Search the listing for the string "emoji". Copy every line that has it.

Supplied entries: Begin

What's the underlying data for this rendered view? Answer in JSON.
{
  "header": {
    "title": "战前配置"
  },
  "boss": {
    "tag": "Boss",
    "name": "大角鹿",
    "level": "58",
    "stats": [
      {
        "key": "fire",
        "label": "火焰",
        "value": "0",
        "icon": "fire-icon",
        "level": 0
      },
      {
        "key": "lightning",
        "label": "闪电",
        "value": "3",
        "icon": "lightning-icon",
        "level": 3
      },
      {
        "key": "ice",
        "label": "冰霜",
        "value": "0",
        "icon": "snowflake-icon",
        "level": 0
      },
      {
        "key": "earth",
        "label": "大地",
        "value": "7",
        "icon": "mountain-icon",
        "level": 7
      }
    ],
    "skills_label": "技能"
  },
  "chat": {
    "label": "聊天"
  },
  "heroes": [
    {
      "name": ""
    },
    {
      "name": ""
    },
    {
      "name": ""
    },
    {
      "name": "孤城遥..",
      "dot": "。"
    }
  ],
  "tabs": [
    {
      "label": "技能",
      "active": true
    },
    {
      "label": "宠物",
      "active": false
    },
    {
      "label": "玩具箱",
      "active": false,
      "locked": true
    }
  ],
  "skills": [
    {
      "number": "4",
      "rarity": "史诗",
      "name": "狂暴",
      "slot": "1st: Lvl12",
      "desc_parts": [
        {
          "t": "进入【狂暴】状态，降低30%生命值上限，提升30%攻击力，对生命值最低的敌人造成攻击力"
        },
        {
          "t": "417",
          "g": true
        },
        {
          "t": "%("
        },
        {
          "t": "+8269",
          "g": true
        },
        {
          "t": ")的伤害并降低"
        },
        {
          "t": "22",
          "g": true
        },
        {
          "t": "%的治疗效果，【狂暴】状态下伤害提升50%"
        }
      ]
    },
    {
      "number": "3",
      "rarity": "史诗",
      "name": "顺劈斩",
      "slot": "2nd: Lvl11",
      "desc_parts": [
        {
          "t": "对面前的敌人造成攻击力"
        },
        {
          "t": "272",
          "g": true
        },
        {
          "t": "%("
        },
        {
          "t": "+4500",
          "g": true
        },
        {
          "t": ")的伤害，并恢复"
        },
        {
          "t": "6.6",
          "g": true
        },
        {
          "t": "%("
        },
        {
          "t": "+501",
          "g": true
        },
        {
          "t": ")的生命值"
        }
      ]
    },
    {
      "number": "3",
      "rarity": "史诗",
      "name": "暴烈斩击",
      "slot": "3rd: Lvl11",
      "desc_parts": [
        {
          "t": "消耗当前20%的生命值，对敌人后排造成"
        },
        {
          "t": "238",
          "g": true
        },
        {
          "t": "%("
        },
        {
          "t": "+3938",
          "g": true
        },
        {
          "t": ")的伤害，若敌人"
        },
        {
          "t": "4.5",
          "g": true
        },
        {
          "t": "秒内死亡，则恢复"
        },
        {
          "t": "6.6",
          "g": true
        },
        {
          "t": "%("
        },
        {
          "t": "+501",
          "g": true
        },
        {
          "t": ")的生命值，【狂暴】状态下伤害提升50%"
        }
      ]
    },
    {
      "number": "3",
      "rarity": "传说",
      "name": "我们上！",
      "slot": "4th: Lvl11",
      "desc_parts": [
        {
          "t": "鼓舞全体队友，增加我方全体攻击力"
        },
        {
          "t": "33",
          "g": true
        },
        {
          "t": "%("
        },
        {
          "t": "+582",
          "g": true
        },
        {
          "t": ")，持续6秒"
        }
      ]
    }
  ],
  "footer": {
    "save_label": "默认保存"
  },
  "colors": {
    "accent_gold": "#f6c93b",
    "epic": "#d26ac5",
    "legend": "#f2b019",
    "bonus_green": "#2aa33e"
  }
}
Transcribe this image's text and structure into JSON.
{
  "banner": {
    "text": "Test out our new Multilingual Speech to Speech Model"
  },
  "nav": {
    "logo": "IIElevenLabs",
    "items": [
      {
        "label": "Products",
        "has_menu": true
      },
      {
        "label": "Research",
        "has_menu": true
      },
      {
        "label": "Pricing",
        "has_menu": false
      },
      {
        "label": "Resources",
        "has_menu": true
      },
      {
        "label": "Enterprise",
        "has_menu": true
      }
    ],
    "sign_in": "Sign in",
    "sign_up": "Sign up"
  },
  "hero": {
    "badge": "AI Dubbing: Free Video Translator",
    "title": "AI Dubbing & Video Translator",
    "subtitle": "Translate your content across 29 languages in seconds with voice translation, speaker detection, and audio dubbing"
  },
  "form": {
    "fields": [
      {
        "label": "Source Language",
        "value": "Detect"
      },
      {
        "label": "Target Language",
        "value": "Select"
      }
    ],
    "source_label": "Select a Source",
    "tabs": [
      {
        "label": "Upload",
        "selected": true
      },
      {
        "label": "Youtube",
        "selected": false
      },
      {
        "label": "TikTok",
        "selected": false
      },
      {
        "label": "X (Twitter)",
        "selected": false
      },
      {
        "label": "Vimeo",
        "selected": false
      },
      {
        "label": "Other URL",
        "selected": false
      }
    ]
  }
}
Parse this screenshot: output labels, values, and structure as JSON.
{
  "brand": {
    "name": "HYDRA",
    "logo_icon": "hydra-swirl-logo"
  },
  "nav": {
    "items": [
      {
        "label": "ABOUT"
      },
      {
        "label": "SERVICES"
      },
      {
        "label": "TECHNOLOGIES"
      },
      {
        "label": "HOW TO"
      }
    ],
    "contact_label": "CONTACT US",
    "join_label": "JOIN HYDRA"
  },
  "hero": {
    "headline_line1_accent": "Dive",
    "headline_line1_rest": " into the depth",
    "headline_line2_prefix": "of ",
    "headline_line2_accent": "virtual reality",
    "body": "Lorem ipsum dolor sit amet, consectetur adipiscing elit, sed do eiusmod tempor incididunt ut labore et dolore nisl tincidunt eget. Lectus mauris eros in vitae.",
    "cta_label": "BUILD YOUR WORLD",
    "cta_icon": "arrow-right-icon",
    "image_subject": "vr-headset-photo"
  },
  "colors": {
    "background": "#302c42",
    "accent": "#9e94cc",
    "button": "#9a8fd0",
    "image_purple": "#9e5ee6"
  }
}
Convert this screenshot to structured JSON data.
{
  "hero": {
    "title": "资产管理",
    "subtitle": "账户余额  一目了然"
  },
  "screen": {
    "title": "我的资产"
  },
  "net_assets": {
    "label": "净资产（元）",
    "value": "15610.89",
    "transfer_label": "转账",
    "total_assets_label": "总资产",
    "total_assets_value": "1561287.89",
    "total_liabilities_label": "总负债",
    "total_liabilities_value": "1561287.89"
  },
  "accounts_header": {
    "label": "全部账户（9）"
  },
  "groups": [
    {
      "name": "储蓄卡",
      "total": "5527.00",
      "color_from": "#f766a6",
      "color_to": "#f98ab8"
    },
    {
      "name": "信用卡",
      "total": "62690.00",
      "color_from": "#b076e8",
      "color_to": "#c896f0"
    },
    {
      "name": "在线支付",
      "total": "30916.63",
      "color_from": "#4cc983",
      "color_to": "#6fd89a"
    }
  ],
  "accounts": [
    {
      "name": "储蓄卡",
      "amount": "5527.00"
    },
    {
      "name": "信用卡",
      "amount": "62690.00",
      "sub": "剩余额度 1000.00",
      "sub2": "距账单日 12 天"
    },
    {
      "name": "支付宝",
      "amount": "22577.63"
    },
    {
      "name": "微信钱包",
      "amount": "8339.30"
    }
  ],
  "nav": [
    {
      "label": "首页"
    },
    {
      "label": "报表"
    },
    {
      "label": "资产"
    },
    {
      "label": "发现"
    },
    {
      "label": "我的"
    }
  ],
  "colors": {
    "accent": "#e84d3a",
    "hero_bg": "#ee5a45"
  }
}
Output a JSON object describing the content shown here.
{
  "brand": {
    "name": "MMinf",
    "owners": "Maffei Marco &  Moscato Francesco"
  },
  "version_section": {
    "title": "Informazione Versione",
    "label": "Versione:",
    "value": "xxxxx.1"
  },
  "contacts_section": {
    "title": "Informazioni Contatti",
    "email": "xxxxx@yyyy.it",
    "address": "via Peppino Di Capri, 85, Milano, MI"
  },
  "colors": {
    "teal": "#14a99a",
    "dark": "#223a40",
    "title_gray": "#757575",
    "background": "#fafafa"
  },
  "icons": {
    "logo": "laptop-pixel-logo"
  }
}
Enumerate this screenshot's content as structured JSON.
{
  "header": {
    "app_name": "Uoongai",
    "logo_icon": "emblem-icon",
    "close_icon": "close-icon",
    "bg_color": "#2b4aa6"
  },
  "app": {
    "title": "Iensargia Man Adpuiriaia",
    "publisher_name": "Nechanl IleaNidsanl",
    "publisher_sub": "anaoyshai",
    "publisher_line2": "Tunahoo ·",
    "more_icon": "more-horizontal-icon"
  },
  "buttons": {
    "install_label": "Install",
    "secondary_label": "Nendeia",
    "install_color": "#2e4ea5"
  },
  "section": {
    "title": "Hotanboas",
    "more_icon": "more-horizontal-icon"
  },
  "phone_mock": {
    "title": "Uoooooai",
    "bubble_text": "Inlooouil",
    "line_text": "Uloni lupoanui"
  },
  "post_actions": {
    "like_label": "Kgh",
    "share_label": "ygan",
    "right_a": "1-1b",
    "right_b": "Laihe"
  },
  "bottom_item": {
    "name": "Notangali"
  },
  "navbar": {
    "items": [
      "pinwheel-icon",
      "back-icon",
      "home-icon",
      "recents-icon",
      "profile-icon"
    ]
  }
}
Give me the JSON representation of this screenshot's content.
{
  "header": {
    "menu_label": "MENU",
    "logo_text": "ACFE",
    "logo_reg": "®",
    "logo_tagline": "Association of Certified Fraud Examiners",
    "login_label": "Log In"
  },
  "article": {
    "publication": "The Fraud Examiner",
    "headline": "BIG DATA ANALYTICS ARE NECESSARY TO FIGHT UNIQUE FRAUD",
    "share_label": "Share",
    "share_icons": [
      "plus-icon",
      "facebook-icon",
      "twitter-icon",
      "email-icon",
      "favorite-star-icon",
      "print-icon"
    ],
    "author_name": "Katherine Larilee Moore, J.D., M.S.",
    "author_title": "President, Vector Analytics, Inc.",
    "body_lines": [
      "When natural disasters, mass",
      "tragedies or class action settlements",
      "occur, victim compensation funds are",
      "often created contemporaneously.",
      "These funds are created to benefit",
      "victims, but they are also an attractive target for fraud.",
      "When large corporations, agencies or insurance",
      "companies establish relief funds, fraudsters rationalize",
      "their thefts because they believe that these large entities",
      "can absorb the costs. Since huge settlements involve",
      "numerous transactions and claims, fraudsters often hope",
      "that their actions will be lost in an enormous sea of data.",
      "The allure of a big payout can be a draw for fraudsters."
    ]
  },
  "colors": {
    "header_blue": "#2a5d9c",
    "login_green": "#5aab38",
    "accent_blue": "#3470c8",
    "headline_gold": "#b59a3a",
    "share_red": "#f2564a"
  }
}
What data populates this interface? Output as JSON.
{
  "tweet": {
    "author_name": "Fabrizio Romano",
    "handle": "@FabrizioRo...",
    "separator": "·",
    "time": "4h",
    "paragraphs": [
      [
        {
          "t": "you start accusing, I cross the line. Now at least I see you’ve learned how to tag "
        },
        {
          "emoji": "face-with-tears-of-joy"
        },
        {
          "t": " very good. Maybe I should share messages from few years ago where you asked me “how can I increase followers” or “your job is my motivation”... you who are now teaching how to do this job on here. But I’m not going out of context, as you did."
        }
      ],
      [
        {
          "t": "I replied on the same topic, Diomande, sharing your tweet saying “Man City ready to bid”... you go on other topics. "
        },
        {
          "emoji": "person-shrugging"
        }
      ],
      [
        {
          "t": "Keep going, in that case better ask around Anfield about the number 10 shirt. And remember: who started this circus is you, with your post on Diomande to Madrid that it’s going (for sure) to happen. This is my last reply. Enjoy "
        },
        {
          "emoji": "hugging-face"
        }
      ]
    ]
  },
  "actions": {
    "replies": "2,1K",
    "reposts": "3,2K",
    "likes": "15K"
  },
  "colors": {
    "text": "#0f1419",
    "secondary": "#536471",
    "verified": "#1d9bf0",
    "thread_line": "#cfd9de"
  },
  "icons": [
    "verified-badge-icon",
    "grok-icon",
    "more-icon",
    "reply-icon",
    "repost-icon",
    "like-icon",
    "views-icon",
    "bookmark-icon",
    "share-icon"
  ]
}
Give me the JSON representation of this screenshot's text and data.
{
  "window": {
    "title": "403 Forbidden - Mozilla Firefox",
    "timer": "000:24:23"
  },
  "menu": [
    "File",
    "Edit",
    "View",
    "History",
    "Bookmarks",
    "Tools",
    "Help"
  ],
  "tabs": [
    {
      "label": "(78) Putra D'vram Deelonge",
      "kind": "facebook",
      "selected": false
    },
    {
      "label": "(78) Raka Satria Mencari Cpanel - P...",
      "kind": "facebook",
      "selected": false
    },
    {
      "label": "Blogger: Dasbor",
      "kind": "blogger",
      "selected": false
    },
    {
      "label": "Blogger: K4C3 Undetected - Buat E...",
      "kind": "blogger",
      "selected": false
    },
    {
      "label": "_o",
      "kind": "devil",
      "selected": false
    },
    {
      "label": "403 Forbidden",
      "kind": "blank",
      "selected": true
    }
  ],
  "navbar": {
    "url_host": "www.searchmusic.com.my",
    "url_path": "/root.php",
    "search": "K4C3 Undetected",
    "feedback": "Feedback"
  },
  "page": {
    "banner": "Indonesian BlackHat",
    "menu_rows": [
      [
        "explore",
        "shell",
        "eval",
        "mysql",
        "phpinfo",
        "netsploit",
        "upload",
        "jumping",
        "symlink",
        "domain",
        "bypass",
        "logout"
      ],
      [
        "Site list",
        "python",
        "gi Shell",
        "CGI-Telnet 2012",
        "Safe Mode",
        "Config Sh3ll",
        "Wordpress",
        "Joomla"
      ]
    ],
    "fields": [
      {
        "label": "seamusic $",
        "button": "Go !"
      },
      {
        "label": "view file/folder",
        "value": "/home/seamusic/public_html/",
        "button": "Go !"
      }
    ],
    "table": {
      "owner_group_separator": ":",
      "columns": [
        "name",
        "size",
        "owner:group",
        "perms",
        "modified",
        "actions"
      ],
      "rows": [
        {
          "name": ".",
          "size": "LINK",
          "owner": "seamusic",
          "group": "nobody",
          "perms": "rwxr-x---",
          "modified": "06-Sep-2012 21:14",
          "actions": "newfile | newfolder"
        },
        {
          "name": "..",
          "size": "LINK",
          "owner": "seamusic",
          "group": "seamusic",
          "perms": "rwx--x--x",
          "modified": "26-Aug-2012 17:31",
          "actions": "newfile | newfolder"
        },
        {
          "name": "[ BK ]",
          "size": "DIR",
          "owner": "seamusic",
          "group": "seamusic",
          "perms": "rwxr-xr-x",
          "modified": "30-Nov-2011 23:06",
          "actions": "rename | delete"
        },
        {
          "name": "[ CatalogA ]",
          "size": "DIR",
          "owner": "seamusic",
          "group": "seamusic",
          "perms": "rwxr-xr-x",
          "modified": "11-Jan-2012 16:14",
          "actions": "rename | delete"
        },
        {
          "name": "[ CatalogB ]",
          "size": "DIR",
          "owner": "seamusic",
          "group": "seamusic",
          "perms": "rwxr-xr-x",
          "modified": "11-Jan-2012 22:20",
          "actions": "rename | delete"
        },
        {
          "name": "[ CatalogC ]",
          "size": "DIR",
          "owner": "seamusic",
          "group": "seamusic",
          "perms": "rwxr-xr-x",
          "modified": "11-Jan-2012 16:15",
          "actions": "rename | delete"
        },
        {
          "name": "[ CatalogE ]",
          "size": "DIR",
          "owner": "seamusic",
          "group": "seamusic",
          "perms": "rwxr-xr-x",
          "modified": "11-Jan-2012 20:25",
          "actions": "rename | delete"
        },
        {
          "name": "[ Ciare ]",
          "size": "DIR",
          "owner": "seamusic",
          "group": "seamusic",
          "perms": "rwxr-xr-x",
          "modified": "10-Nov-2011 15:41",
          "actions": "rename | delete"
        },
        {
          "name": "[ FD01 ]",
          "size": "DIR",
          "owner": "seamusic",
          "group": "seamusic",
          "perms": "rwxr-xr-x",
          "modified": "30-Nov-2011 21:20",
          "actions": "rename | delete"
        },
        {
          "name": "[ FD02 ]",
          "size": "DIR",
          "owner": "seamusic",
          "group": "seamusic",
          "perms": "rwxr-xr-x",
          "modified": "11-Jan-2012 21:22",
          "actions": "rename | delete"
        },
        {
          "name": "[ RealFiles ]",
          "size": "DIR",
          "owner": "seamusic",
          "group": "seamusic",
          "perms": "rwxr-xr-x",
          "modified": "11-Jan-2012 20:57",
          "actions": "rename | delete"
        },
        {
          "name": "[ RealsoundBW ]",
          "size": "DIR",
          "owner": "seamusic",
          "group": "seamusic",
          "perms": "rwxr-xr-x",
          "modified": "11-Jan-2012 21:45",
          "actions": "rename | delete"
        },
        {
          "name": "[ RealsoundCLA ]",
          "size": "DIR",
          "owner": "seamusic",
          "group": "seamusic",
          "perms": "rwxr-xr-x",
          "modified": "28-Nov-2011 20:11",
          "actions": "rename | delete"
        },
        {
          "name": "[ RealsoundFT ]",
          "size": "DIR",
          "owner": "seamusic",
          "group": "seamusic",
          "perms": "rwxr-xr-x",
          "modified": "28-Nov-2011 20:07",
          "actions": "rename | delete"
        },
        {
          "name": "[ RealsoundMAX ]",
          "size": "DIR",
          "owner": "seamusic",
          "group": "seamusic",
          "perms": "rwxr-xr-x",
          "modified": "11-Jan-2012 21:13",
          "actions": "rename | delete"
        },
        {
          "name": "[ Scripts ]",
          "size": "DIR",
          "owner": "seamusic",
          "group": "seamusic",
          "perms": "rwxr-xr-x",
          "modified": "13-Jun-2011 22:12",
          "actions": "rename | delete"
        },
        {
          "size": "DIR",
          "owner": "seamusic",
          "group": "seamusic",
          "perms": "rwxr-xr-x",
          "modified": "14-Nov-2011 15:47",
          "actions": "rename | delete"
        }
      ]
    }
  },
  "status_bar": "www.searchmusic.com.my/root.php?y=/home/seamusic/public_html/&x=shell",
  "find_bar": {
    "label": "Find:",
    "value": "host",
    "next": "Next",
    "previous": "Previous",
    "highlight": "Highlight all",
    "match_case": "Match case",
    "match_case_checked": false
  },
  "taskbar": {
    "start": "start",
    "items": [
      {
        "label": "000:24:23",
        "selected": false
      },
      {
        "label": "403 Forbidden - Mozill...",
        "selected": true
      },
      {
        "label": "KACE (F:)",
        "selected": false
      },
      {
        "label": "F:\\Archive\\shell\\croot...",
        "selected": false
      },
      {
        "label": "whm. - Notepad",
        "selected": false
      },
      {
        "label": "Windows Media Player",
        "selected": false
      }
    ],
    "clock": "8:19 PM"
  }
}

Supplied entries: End

Solution below:
          "emoji": "face-with-tears-of-joy"
          "emoji": "person-shrugging"
          "emoji": "hugging-face"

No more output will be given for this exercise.